# [Component data from apps and pages]
*-*-*

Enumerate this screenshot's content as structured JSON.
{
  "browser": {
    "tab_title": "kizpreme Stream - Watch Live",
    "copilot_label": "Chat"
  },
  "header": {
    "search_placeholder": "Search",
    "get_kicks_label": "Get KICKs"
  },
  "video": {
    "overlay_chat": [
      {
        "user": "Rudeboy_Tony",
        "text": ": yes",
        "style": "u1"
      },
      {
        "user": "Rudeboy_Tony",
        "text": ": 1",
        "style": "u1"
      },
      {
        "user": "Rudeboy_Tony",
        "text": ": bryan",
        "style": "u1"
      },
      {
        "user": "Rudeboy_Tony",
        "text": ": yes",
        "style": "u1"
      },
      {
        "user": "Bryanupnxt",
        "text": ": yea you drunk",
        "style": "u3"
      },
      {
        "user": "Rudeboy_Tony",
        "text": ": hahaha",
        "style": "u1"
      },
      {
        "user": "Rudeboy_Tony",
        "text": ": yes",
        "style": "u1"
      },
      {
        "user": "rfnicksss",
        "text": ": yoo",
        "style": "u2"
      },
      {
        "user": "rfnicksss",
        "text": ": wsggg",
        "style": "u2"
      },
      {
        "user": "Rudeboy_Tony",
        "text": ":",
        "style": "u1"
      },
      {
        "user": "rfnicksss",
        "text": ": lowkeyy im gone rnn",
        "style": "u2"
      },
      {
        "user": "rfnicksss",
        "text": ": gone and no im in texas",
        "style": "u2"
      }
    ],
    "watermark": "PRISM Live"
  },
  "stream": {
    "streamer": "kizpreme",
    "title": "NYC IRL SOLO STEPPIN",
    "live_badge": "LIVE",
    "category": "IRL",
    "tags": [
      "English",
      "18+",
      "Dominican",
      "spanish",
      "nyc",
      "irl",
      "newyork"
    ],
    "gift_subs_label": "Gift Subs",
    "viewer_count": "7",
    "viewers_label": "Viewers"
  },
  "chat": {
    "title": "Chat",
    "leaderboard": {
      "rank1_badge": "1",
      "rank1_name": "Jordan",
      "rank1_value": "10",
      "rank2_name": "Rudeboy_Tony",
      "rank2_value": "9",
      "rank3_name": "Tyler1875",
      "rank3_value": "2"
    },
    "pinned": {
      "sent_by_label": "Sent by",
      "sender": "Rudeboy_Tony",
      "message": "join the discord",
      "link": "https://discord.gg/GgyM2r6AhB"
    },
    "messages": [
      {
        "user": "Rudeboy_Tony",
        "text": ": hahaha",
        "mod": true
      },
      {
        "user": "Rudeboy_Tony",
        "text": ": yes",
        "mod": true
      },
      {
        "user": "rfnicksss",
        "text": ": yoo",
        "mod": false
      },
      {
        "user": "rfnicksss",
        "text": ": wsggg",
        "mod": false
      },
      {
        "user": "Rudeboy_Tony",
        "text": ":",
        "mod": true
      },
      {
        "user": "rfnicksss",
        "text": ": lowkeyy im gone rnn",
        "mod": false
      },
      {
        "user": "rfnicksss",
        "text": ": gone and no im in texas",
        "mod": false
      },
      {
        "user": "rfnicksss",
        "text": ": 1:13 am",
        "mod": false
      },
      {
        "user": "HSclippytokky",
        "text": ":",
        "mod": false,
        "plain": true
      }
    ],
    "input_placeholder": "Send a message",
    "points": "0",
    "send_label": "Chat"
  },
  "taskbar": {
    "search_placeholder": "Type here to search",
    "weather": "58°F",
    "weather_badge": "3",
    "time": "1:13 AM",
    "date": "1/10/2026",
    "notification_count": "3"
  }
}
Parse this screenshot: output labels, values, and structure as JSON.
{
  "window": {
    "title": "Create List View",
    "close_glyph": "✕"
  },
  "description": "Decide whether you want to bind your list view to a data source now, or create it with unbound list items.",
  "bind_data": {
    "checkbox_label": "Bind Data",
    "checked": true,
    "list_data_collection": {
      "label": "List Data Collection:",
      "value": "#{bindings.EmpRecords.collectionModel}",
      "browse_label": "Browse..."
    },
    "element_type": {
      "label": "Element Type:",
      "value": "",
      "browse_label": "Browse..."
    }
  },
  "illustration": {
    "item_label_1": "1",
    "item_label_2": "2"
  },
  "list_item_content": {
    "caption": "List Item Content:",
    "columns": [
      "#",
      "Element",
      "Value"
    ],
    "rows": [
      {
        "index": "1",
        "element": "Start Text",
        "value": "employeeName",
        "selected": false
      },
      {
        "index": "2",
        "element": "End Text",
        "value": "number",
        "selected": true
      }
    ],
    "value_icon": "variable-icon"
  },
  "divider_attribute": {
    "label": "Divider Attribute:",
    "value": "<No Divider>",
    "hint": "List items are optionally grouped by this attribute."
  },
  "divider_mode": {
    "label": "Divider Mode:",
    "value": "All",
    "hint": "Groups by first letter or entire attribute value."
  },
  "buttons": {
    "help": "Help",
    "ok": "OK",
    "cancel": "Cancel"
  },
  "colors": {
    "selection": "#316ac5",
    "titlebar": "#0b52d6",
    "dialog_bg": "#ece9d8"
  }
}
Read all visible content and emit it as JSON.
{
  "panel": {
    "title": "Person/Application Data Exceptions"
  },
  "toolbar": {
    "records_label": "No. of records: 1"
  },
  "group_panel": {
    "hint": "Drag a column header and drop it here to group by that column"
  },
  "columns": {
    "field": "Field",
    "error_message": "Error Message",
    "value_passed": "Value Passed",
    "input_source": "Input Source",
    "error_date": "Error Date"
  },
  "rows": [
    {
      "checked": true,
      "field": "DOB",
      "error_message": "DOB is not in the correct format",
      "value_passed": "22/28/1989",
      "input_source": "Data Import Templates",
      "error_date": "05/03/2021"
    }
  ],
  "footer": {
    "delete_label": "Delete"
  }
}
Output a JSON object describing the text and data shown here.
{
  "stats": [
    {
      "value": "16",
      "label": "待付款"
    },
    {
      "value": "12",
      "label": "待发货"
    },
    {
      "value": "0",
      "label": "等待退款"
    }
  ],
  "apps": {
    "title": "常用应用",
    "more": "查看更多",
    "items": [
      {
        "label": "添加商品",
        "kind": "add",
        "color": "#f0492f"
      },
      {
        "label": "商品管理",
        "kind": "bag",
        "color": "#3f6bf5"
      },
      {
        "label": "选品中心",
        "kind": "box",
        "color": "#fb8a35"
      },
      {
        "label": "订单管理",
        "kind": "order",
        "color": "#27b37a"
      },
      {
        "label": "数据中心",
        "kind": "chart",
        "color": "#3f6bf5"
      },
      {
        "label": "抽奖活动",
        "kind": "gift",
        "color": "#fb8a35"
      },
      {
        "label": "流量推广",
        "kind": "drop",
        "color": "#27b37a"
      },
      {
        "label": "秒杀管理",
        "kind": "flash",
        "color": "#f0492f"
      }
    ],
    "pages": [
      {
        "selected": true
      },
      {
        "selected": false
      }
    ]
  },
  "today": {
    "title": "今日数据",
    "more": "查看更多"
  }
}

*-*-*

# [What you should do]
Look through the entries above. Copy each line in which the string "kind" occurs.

# [Answer section]
        "kind": "add",
        "kind": "bag",
        "kind": "box",
        "kind": "order",
        "kind": "chart",
        "kind": "gift",
        "kind": "drop",
        "kind": "flash",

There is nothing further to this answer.